The largest underground lake in the United States is located in Tennessee. The Lost Sea, located in Sweetwater, Tennessee, covers over four acres and is home to a variety of unusual creatures, including blind fish and crayfish.
Giles County, Tennessee, has a rich and diverse history that dates back to the early 1800s. The county was established in 1809, named after William Branch Giles, a prominent Virginia statesman. The region was initially home to Native American tribes, including the Cherokee and Chickasaw, who were later displaced through treaties and forced removal.

Like many areas in the South, Giles County's economy during the early years relied heavily on agriculture, particularly tobacco and cotton. The fertile soil and the slave labor system helped the county thrive, and plantations dotted the landscape. However, the Civil War brought significant changes to Giles County, as it became a battleground for the Union and Confederate forces. The county witnessed several skirmishes and notable engagements, leaving a lasting impact on the community.

Following the war, Giles County went through a period of reconstruction and struggled to recover from economic and social challenges. However, the 20th century saw the county's resurgence and diversification. The arrival of the railroad in the late 19th century facilitated transportation and stimulated industrial growth. The county experienced a shift from agrarian to industrial economy, with the establishment of a variety of industries, including textiles, mining, and manufacturing.

Over the years, Giles County has also made substantial contributions to education and civil rights. In the early 20th century, a number of private colleges were established in the county, providing access to higher education. The county also played a role in the Civil Rights Movement, with local activists advocating for racial equality and participating in demonstrations.

Today, Giles County preserves its history through various museums, landmarks, and festivals. The community continues to evolve and grow, blending its rich heritage with modern development.

This timeline provides a glimpse into the major events and milestones that have shaped the history of Giles County, Tennessee.

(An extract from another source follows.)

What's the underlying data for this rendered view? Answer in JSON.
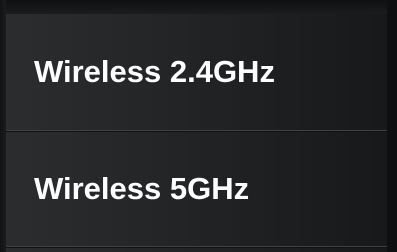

  • 1809: Giles County is formed from parts of Maury, Robertson, and Indian lands.
  • 1836: Pulaski, the county seat, is incorporated.
  • 1860s: Giles County becomes a center for Confederate recruiting and manufacturing during the Civil War.
  • 1872: The first railroad is built in Giles County.
  • 1908: A new courthouse is constructed in Pulaski.
  • 1943: The Tennessee Walking Horse National Celebration, a major horse show, begins in Giles County and continues annually.
  • 1960s: The county experiences significant racial tensions and civil rights struggles.
  • 1993: A tornado hits Giles County, causing widespread damage.
  • 2001: The American Civil War Trails System designates Giles County as a participant in its heritage tourism program.
  • 2010s: Giles County continues to be a rural community with a mix of agricultural, industrial, and recreational activities.